--- Problem statement ---
Every line with "JSON" in it should be copied from the data.

Entries from a dataset of interfaces
Segment Open

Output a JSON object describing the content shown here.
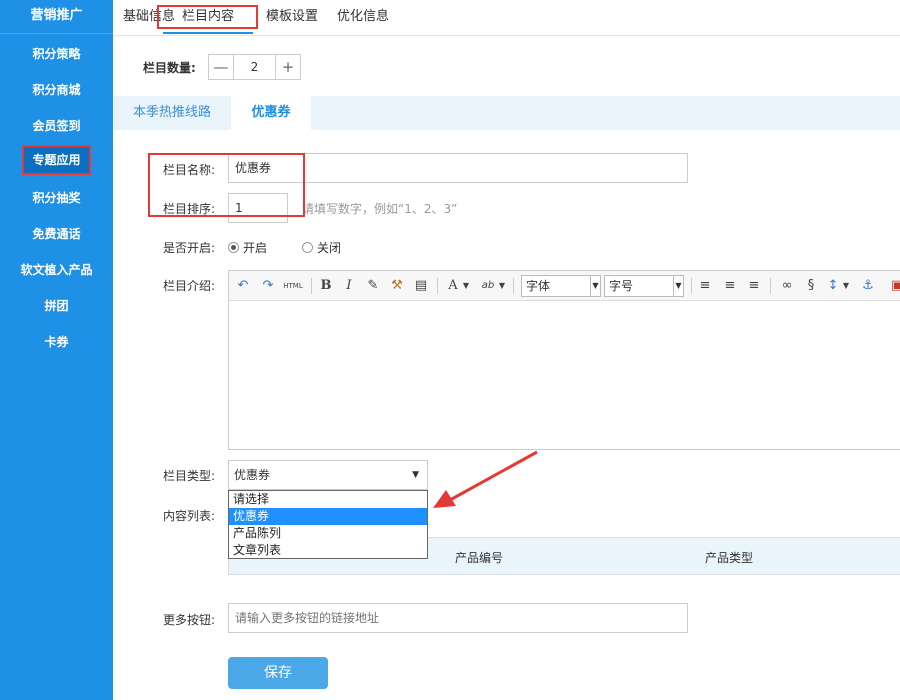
{
  "sidebar": {
    "header": "营销推广",
    "items": [
      {
        "label": "积分策略"
      },
      {
        "label": "积分商城"
      },
      {
        "label": "会员签到"
      },
      {
        "label": "专题应用"
      },
      {
        "label": "积分抽奖"
      },
      {
        "label": "免费通话"
      },
      {
        "label": "软文植入产品"
      },
      {
        "label": "拼团"
      },
      {
        "label": "卡券"
      }
    ],
    "active": "专题应用"
  },
  "tabs": [
    {
      "label": "基础信息"
    },
    {
      "label": "栏目内容"
    },
    {
      "label": "模板设置"
    },
    {
      "label": "优化信息"
    }
  ],
  "column_count": {
    "label": "栏目数量:",
    "minus": "—",
    "value": "2",
    "plus": "+"
  },
  "section_tabs": [
    {
      "label": "本季热推线路"
    },
    {
      "label": "优惠券"
    }
  ],
  "form": {
    "name_label": "栏目名称:",
    "name_value": "优惠券",
    "order_label": "栏目排序:",
    "order_value": "1",
    "order_hint": "请填写数字，例如“1、2、3”",
    "enabled_label": "是否开启:",
    "enabled_on": "开启",
    "enabled_off": "关闭",
    "intro_label": "栏目介绍:",
    "type_label": "栏目类型:",
    "type_value": "优惠券",
    "content_label": "内容列表:",
    "more_label": "更多按钮:",
    "more_placeholder": "请输入更多按钮的链接地址",
    "save": "保存"
  },
  "editor_toolbar": {
    "html": "HTML",
    "bold": "B",
    "italic": "I",
    "font_letter": "A",
    "highlight": "ab",
    "font_family": "字体",
    "font_size": "字号"
  },
  "dropdown_options": [
    "请选择",
    "优惠券",
    "产品陈列",
    "文章列表"
  ],
  "table_headers": {
    "product_no": "产品编号",
    "product_type": "产品类型"
  },
  "colors": {
    "sidebar": "#1E90E6",
    "highlight": "#e53935",
    "save": "#4AA8E8"
  }
}
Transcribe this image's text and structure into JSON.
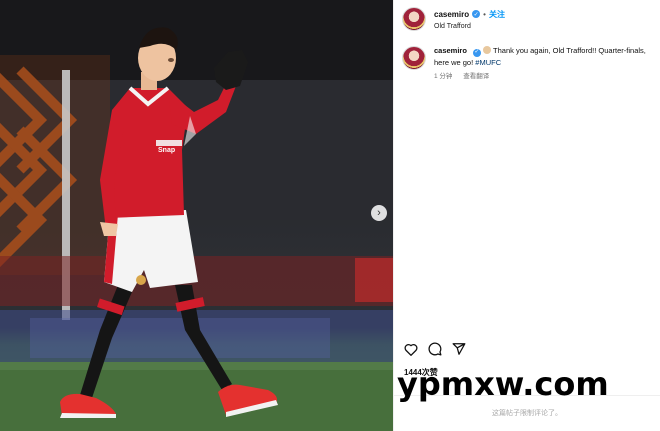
{
  "post": {
    "username": "casemiro",
    "verified_mark": "✓",
    "separator": "•",
    "follow_label": "关注",
    "location": "Old Trafford",
    "caption": {
      "username": "casemiro",
      "text": "Thank you again, Old Trafford!! Quarter-finals, here we go!",
      "hashtag": "#MUFC",
      "time_ago": "1 分钟",
      "see_translation": "查看翻译"
    },
    "likes": "1444次赞",
    "comments_disabled": "这篇帖子限制评论了。"
  },
  "media": {
    "next_arrow": "›",
    "jersey_sponsor": "Snapdragon"
  },
  "icons": {
    "like": "heart-icon",
    "comment": "comment-icon",
    "share": "share-icon",
    "next": "chevron-right-icon",
    "verified": "verified-badge-icon"
  },
  "watermark": "ypmxw.com",
  "colors": {
    "follow_blue": "#0095f6",
    "hashtag_blue": "#00376b",
    "kit_red": "#d11c2b",
    "verified_blue": "#3897f0"
  }
}
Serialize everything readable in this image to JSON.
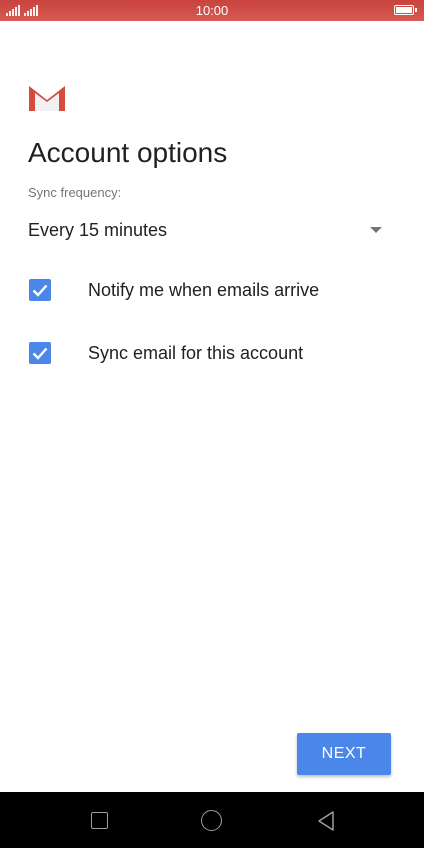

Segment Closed

--- Finished exercise ---
Output a JSON object describing the content shown here.
Transcribe this image's text and structure into JSON.
Serialize everything readable in this image to JSON.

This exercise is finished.